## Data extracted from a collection
+++
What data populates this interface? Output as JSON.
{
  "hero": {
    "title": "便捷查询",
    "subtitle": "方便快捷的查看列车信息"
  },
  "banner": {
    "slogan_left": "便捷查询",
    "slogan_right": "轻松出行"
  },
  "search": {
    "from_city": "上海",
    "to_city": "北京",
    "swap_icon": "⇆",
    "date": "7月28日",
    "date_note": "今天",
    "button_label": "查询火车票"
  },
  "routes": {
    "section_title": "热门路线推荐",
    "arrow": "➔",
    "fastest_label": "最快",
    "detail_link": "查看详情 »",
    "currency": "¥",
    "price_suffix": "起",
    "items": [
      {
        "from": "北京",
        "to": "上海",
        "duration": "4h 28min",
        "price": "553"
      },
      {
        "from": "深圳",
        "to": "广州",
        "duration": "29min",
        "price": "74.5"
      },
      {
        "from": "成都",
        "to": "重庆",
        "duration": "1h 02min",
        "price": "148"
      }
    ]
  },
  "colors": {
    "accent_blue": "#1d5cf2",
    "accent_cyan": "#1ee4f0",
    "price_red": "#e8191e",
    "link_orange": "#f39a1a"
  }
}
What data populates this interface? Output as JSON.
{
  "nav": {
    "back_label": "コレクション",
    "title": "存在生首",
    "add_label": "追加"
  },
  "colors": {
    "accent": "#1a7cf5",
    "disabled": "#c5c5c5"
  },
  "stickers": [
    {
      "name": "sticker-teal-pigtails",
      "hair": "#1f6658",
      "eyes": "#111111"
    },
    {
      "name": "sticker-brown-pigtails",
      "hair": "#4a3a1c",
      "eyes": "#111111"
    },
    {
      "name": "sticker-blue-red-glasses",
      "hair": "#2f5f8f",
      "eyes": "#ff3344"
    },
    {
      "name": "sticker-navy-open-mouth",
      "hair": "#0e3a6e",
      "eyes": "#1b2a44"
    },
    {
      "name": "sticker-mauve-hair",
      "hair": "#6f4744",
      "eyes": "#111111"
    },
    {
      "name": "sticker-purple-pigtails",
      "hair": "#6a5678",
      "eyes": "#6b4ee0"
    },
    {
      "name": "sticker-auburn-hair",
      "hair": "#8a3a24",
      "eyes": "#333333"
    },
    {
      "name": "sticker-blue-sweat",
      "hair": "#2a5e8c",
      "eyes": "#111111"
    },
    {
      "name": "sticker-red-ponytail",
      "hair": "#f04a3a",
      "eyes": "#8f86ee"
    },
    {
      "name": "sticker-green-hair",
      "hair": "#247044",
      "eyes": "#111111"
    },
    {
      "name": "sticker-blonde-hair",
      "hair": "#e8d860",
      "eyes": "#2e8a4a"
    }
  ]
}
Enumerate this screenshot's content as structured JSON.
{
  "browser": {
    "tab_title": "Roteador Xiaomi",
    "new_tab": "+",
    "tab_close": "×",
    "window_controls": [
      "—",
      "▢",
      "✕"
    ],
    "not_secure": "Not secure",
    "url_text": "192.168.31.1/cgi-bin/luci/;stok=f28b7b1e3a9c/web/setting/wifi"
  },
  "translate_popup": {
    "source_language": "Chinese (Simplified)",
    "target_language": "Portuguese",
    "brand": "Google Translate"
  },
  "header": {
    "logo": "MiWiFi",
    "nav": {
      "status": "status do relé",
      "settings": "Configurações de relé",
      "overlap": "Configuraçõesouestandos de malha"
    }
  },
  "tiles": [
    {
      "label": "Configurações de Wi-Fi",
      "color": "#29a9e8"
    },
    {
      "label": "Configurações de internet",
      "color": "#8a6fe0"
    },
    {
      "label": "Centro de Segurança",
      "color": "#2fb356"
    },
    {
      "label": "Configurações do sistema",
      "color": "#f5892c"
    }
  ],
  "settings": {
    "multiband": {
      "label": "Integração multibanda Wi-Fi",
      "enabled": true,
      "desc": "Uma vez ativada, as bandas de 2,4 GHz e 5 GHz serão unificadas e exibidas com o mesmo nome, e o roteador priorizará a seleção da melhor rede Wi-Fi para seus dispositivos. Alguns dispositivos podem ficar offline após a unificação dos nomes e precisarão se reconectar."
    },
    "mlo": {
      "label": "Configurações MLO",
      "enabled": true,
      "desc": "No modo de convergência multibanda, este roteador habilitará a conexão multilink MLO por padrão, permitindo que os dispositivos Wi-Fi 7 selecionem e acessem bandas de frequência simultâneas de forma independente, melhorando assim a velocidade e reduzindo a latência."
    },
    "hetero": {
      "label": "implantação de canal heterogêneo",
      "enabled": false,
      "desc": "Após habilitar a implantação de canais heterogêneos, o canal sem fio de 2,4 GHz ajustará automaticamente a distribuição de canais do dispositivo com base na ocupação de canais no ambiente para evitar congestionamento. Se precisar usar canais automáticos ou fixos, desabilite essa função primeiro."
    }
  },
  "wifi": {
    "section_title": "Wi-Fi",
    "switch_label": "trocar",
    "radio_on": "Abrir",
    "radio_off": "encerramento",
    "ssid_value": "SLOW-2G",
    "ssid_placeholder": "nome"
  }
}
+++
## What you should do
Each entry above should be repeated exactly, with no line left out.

## Problem solution
What data populates this interface? Output as JSON.
{
  "hero": {
    "title": "便捷查询",
    "subtitle": "方便快捷的查看列车信息"
  },
  "banner": {
    "slogan_left": "便捷查询",
    "slogan_right": "轻松出行"
  },
  "search": {
    "from_city": "上海",
    "to_city": "北京",
    "swap_icon": "⇆",
    "date": "7月28日",
    "date_note": "今天",
    "button_label": "查询火车票"
  },
  "routes": {
    "section_title": "热门路线推荐",
    "arrow": "➔",
    "fastest_label": "最快",
    "detail_link": "查看详情 »",
    "currency": "¥",
    "price_suffix": "起",
    "items": [
      {
        "from": "北京",
        "to": "上海",
        "duration": "4h 28min",
        "price": "553"
      },
      {
        "from": "深圳",
        "to": "广州",
        "duration": "29min",
        "price": "74.5"
      },
      {
        "from": "成都",
        "to": "重庆",
        "duration": "1h 02min",
        "price": "148"
      }
    ]
  },
  "colors": {
    "accent_blue": "#1d5cf2",
    "accent_cyan": "#1ee4f0",
    "price_red": "#e8191e",
    "link_orange": "#f39a1a"
  }
}
What data populates this interface? Output as JSON.
{
  "nav": {
    "back_label": "コレクション",
    "title": "存在生首",
    "add_label": "追加"
  },
  "colors": {
    "accent": "#1a7cf5",
    "disabled": "#c5c5c5"
  },
  "stickers": [
    {
      "name": "sticker-teal-pigtails",
      "hair": "#1f6658",
      "eyes": "#111111"
    },
    {
      "name": "sticker-brown-pigtails",
      "hair": "#4a3a1c",
      "eyes": "#111111"
    },
    {
      "name": "sticker-blue-red-glasses",
      "hair": "#2f5f8f",
      "eyes": "#ff3344"
    },
    {
      "name": "sticker-navy-open-mouth",
      "hair": "#0e3a6e",
      "eyes": "#1b2a44"
    },
    {
      "name": "sticker-mauve-hair",
      "hair": "#6f4744",
      "eyes": "#111111"
    },
    {
      "name": "sticker-purple-pigtails",
      "hair": "#6a5678",
      "eyes": "#6b4ee0"
    },
    {
      "name": "sticker-auburn-hair",
      "hair": "#8a3a24",
      "eyes": "#333333"
    },
    {
      "name": "sticker-blue-sweat",
      "hair": "#2a5e8c",
      "eyes": "#111111"
    },
    {
      "name": "sticker-red-ponytail",
      "hair": "#f04a3a",
      "eyes": "#8f86ee"
    },
    {
      "name": "sticker-green-hair",
      "hair": "#247044",
      "eyes": "#111111"
    },
    {
      "name": "sticker-blonde-hair",
      "hair": "#e8d860",
      "eyes": "#2e8a4a"
    }
  ]
}
Enumerate this screenshot's content as structured JSON.
{
  "browser": {
    "tab_title": "Roteador Xiaomi",
    "new_tab": "+",
    "tab_close": "×",
    "window_controls": [
      "—",
      "▢",
      "✕"
    ],
    "not_secure": "Not secure",
    "url_text": "192.168.31.1/cgi-bin/luci/;stok=f28b7b1e3a9c/web/setting/wifi"
  },
  "translate_popup": {
    "source_language": "Chinese (Simplified)",
    "target_language": "Portuguese",
    "brand": "Google Translate"
  },
  "header": {
    "logo": "MiWiFi",
    "nav": {
      "status": "status do relé",
      "settings": "Configurações de relé",
      "overlap": "Configuraçõesouestandos de malha"
    }
  },
  "tiles": [
    {
      "label": "Configurações de Wi-Fi",
      "color": "#29a9e8"
    },
    {
      "label": "Configurações de internet",
      "color": "#8a6fe0"
    },
    {
      "label": "Centro de Segurança",
      "color": "#2fb356"
    },
    {
      "label": "Configurações do sistema",
      "color": "#f5892c"
    }
  ],
  "settings": {
    "multiband": {
      "label": "Integração multibanda Wi-Fi",
      "enabled": true,
      "desc": "Uma vez ativada, as bandas de 2,4 GHz e 5 GHz serão unificadas e exibidas com o mesmo nome, e o roteador priorizará a seleção da melhor rede Wi-Fi para seus dispositivos. Alguns dispositivos podem ficar offline após a unificação dos nomes e precisarão se reconectar."
    },
    "mlo": {
      "label": "Configurações MLO",
      "enabled": true,
      "desc": "No modo de convergência multibanda, este roteador habilitará a conexão multilink MLO por padrão, permitindo que os dispositivos Wi-Fi 7 selecionem e acessem bandas de frequência simultâneas de forma independente, melhorando assim a velocidade e reduzindo a latência."
    },
    "hetero": {
      "label": "implantação de canal heterogêneo",
      "enabled": false,
      "desc": "Após habilitar a implantação de canais heterogêneos, o canal sem fio de 2,4 GHz ajustará automaticamente a distribuição de canais do dispositivo com base na ocupação de canais no ambiente para evitar congestionamento. Se precisar usar canais automáticos ou fixos, desabilite essa função primeiro."
    }
  },
  "wifi": {
    "section_title": "Wi-Fi",
    "switch_label": "trocar",
    "radio_on": "Abrir",
    "radio_off": "encerramento",
    "ssid_value": "SLOW-2G",
    "ssid_placeholder": "nome"
  }
}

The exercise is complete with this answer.